Stored entries
-*-*-

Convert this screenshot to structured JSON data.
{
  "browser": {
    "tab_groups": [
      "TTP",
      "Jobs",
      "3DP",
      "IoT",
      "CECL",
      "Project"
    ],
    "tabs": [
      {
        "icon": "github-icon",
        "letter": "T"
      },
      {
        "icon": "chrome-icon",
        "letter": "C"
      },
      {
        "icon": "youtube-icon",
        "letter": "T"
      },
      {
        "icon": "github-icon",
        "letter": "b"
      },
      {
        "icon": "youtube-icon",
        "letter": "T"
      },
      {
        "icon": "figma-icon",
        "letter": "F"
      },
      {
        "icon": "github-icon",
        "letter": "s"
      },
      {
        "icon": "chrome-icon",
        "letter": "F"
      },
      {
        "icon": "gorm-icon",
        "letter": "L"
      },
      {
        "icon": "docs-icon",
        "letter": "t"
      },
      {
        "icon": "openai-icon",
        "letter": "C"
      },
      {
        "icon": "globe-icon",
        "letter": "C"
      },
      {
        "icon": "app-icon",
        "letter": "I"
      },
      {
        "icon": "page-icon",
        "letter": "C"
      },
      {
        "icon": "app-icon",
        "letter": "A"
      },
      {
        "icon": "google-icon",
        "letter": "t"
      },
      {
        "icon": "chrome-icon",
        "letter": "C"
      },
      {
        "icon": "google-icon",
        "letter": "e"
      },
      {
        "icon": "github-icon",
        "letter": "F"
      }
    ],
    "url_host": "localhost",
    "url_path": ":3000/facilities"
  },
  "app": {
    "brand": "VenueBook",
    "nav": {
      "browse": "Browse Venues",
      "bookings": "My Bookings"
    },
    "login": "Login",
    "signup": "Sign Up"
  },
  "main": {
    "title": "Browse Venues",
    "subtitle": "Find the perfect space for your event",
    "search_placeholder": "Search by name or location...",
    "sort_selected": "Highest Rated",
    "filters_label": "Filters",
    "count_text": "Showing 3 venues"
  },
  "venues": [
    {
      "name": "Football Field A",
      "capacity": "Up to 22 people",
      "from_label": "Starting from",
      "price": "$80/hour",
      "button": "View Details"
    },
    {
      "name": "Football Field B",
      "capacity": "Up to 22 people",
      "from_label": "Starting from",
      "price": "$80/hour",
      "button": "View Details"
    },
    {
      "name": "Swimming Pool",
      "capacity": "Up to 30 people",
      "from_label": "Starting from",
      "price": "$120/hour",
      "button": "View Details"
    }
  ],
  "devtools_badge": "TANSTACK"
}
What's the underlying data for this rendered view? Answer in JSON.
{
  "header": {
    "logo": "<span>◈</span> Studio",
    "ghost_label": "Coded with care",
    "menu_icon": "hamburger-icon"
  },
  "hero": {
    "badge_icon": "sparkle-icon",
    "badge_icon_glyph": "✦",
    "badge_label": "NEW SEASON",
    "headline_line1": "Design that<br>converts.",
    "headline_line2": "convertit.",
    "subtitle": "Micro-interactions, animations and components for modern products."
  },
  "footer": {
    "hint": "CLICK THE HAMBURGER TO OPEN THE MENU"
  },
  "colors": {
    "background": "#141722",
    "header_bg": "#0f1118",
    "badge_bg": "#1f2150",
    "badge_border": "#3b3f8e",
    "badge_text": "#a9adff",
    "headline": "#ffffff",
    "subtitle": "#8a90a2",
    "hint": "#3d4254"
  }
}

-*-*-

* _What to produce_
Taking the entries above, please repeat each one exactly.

* _Finished exercise_
Convert this screenshot to structured JSON data.
{
  "browser": {
    "tab_groups": [
      "TTP",
      "Jobs",
      "3DP",
      "IoT",
      "CECL",
      "Project"
    ],
    "tabs": [
      {
        "icon": "github-icon",
        "letter": "T"
      },
      {
        "icon": "chrome-icon",
        "letter": "C"
      },
      {
        "icon": "youtube-icon",
        "letter": "T"
      },
      {
        "icon": "github-icon",
        "letter": "b"
      },
      {
        "icon": "youtube-icon",
        "letter": "T"
      },
      {
        "icon": "figma-icon",
        "letter": "F"
      },
      {
        "icon": "github-icon",
        "letter": "s"
      },
      {
        "icon": "chrome-icon",
        "letter": "F"
      },
      {
        "icon": "gorm-icon",
        "letter": "L"
      },
      {
        "icon": "docs-icon",
        "letter": "t"
      },
      {
        "icon": "openai-icon",
        "letter": "C"
      },
      {
        "icon": "globe-icon",
        "letter": "C"
      },
      {
        "icon": "app-icon",
        "letter": "I"
      },
      {
        "icon": "page-icon",
        "letter": "C"
      },
      {
        "icon": "app-icon",
        "letter": "A"
      },
      {
        "icon": "google-icon",
        "letter": "t"
      },
      {
        "icon": "chrome-icon",
        "letter": "C"
      },
      {
        "icon": "google-icon",
        "letter": "e"
      },
      {
        "icon": "github-icon",
        "letter": "F"
      }
    ],
    "url_host": "localhost",
    "url_path": ":3000/facilities"
  },
  "app": {
    "brand": "VenueBook",
    "nav": {
      "browse": "Browse Venues",
      "bookings": "My Bookings"
    },
    "login": "Login",
    "signup": "Sign Up"
  },
  "main": {
    "title": "Browse Venues",
    "subtitle": "Find the perfect space for your event",
    "search_placeholder": "Search by name or location...",
    "sort_selected": "Highest Rated",
    "filters_label": "Filters",
    "count_text": "Showing 3 venues"
  },
  "venues": [
    {
      "name": "Football Field A",
      "capacity": "Up to 22 people",
      "from_label": "Starting from",
      "price": "$80/hour",
      "button": "View Details"
    },
    {
      "name": "Football Field B",
      "capacity": "Up to 22 people",
      "from_label": "Starting from",
      "price": "$80/hour",
      "button": "View Details"
    },
    {
      "name": "Swimming Pool",
      "capacity": "Up to 30 people",
      "from_label": "Starting from",
      "price": "$120/hour",
      "button": "View Details"
    }
  ],
  "devtools_badge": "TANSTACK"
}
What's the underlying data for this rendered view? Answer in JSON.
{
  "header": {
    "logo": "<span>◈</span> Studio",
    "ghost_label": "Coded with care",
    "menu_icon": "hamburger-icon"
  },
  "hero": {
    "badge_icon": "sparkle-icon",
    "badge_icon_glyph": "✦",
    "badge_label": "NEW SEASON",
    "headline_line1": "Design that<br>converts.",
    "headline_line2": "convertit.",
    "subtitle": "Micro-interactions, animations and components for modern products."
  },
  "footer": {
    "hint": "CLICK THE HAMBURGER TO OPEN THE MENU"
  },
  "colors": {
    "background": "#141722",
    "header_bg": "#0f1118",
    "badge_bg": "#1f2150",
    "badge_border": "#3b3f8e",
    "badge_text": "#a9adff",
    "headline": "#ffffff",
    "subtitle": "#8a90a2",
    "hint": "#3d4254"
  }
}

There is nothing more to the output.